Sex and intimacy in the workplace
Despite being illegal and prohibited by laws of many countries, sex and intimacy is still a very much alive in our work places just as if is legal (Achampang, 34). This discussion focuses on whether our response to the problem of sexual harassment in the workplace is still inadequate; or whether our response has in some sense done more harm than good. This is in an attempt to establish whether the measures taken to prevent sexual harassment in the workplace are adequate and if not, what can be done to step up those measures.
Sexual harassment in the workplace by definition is any form of sexual advance which is unwelcome or uncalled for which tends to interfere with a person’s output at work by intimidating such a person or creating an uncomfortable working environment. Before we shift our focus on the measures that are taken to prevent sexual harassment in the workplace and whether these measures are adequate let us first examine some of the major causes of sexual harassment. It is believed that is more effective to deal with the root cause of a problem as opposed to addressing when it has already taken place.
Focusing on the causes of sexual harassment would help in knowing the best method and ways to prevent the same from happening. Researchers have termed the establishment of causes of sexual harassment in the workplace as one of the most difficult thing to do. The reason is because colleagues at work share common interest and therefore it becomes difficult to draw a line between normal work relations and sexual relations which may then culminate to sexual harassment (Achampang, 76-80). Teamwork and support for each other in workplaces is a common phenomenon.
So just when do you judge that the teamwork work or the support among colleagues is going toot far and come to the conclusion that one of the colleagues is harassing the other sexually? Research carried out by scholars indicate that the closeness that exist either between colleagues at work or employees and employers play a major role in sexual harassment in workplaces. People cross professional lines and boundaries and go overboard perhaps without full knowledge that they are doing so because of the ordinary relationship of closeness and team work that exist between colleagues at work (Solotoff, 60-64).
Hostile working environments which are cause by poor management skills at work are also said to play a key role in bringing about sexual harassment in the workplace. Personal problems especially those that are marital related like divorce or an abusive spouse are also said to be major causes of sexual harassment at the workplace (Solotoff, 80-82). There is no profession that does not experience or is not prone to sexual harassment. Equally there is no gender that cannot face sexual harassment.
However, according to a research conducted, statistics indicate that women are more prone to sexual harassment than their male counterparts. The research also reveals that women are more likely to be harassed in fields which are believed not be their areas of specialization. For example a woman working in fire department or engineering departments which are believed to be fields of men are more prone to sexual harassment than a woman in a white collar job. Due the fact it is not easy to clearly establish when sexual harassment takes place in a workplace scenario it is equally difficult to curtail the behavior.
However let us look at some of the measures that are taken or those that ought to be taken. This discussion will also focus on whether the measures that are taken are sufficient to curb this unethical behavior. Some of these measures include creation of an atmosphere or work environment of understanding and respect. The elements of understanding and respect are mutual in this case so that both the employer and the employee and among the employees themselves there ought to be respect and understanding regardless of one’s rank (Achampang, 85-87).

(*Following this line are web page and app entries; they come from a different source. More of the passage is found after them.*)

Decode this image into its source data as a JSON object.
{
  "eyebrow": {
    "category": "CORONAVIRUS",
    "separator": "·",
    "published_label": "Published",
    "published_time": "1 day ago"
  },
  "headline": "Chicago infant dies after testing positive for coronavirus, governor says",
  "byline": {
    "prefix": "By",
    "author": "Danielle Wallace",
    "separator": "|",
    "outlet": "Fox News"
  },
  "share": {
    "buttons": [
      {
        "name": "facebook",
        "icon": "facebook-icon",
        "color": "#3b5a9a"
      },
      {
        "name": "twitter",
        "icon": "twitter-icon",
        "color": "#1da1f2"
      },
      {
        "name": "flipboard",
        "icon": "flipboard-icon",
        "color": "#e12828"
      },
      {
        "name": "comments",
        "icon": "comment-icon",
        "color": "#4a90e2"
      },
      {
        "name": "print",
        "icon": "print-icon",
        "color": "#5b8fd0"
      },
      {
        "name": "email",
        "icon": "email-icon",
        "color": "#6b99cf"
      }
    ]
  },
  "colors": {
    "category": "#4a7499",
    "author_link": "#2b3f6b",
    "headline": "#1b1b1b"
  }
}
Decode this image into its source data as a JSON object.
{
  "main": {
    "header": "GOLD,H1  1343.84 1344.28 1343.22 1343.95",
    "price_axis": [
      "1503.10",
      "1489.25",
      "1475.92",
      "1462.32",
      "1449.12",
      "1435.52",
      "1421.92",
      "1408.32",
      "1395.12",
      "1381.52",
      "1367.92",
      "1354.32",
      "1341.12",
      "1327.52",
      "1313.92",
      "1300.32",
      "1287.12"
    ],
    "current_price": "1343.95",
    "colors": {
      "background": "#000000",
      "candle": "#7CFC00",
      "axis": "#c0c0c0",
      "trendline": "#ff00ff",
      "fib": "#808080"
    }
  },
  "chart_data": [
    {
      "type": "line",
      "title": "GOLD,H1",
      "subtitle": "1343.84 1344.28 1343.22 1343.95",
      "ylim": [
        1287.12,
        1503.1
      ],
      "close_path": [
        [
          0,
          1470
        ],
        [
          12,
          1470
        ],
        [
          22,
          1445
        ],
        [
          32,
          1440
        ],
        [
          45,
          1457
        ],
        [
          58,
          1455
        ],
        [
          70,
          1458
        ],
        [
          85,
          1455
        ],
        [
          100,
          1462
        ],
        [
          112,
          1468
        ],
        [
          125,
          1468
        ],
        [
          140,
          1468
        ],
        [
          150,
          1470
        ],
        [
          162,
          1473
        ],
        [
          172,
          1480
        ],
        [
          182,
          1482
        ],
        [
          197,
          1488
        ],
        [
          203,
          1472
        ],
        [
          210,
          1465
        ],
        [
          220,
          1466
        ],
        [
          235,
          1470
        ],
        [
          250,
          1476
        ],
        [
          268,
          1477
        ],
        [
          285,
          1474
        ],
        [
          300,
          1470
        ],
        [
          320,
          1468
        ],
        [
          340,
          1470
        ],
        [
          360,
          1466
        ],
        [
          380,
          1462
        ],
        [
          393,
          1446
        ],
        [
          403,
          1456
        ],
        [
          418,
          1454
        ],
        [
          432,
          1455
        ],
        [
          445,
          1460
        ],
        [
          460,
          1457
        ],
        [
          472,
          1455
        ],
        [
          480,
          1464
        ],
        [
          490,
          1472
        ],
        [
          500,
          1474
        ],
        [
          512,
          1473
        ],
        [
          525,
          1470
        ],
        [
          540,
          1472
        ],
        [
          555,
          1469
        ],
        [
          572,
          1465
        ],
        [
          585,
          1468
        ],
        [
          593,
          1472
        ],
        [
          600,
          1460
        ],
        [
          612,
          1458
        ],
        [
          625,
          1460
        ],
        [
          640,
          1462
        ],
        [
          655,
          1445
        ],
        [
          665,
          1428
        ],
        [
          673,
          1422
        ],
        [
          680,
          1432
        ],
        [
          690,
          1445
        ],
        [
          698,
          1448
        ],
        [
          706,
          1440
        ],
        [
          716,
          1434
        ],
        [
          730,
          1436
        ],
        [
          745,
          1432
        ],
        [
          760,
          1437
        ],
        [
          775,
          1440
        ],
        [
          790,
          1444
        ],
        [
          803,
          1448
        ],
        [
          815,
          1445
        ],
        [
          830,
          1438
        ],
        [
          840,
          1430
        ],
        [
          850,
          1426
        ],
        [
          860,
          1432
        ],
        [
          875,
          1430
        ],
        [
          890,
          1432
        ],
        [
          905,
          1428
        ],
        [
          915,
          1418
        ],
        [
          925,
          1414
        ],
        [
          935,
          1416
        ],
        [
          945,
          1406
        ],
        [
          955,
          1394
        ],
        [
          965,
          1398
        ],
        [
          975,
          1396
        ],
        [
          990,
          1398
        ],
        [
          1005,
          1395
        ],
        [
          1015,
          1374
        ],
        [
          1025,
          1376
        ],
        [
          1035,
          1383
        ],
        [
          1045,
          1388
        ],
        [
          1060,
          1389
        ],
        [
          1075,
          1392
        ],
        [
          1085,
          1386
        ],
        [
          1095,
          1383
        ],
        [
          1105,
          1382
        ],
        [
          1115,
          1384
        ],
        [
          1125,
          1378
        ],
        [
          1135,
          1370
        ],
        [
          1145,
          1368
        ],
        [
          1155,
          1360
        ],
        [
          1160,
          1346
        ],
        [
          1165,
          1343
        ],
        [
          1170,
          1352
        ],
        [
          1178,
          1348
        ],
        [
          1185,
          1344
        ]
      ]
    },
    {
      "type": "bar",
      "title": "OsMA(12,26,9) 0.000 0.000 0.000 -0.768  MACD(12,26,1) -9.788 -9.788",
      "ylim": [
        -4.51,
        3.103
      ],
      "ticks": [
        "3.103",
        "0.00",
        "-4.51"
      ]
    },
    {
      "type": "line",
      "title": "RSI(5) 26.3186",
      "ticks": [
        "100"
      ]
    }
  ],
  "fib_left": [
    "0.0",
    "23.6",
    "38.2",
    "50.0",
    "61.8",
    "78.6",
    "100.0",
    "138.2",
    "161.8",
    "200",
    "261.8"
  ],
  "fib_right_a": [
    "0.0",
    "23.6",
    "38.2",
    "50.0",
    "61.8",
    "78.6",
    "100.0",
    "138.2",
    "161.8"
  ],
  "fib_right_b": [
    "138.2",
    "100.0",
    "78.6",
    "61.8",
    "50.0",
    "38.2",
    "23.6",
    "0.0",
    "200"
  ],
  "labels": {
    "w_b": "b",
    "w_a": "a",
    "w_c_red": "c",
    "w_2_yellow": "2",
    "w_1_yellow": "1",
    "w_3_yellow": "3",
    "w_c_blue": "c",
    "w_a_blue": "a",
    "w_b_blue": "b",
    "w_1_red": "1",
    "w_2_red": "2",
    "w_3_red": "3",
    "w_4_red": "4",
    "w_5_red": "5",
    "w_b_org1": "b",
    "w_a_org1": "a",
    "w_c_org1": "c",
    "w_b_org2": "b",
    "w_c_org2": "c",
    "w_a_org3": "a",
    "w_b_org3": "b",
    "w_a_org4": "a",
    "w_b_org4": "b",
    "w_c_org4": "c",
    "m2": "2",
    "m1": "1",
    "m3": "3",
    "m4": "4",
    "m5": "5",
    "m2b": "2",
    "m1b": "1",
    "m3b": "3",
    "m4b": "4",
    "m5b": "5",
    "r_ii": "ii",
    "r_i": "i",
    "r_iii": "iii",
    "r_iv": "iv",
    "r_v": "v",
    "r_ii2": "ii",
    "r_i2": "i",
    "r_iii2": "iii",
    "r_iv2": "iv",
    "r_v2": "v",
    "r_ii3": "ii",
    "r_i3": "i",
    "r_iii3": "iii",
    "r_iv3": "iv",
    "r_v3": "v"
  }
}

Another very effective measure is to make it clear from the beginning when a person joins the company that the organization does not tolerate any form of discrimination. It is also important for the management of the organization to spell out clearly disciplinary actions that are to be taken against any person who engages in such behavior which action should be severe. Another measure that is taken although many organizations are not keen on it is to ensure that a step or an action is taken as soon as it is discovered that sexual harassment is taking place.
Ignoring such a problem only makes it worse. Communication is a key factor in preventing sexual harassment at the workplace. Employers need to frequently talk with their employees in order to know exactly what is happening. There should not be a big gap between the employer and the employees as this will facilitate effective communication. Consequently employees are likely to open up and speak out what has been happening in the office (Solotoff, 109-110).
Another important measure is to come up with a policy as an organization which deals with matters of sexual harassment so that should it occur then the management knows exactly how to deal with it. Failing to come up with such a policy may increase sexual harassment in places of work as employees are likely to undermine the seriousness of the consequences. Proper training by the management of an organization on how to deal with matters related to sexual harassment must also be clear as a means of dealing with sexual harassment in the workplaces.
It must always be remembered that sexual harassment is not a problem of the victim alone but also an organizational problem. It must therefore be dealt with the magnitude it deserves. Having looked at some of the measures that organizations take to curb the vice of sexual harassment in the workplaces the question that still lingers in the minds of many is are these measures really sufficient in curbing the vice? Is there more that can be done to reduce sexual harassment in the workplace?
This has been a controversial debate for a long time with many feeling that these measures have not been sufficient enough in curbing the vice (Achampang, 93-97). In my opinion I feel that the measures per se are enough. Perhaps the problem is lack of proper implementation by the management of organization. If the management of organizations took these measures seriously and effected them properly then there would be a difference. It is therefore a challenge to the management of organizations to ensure that more effort is put in the implementation of these measures to make them effective.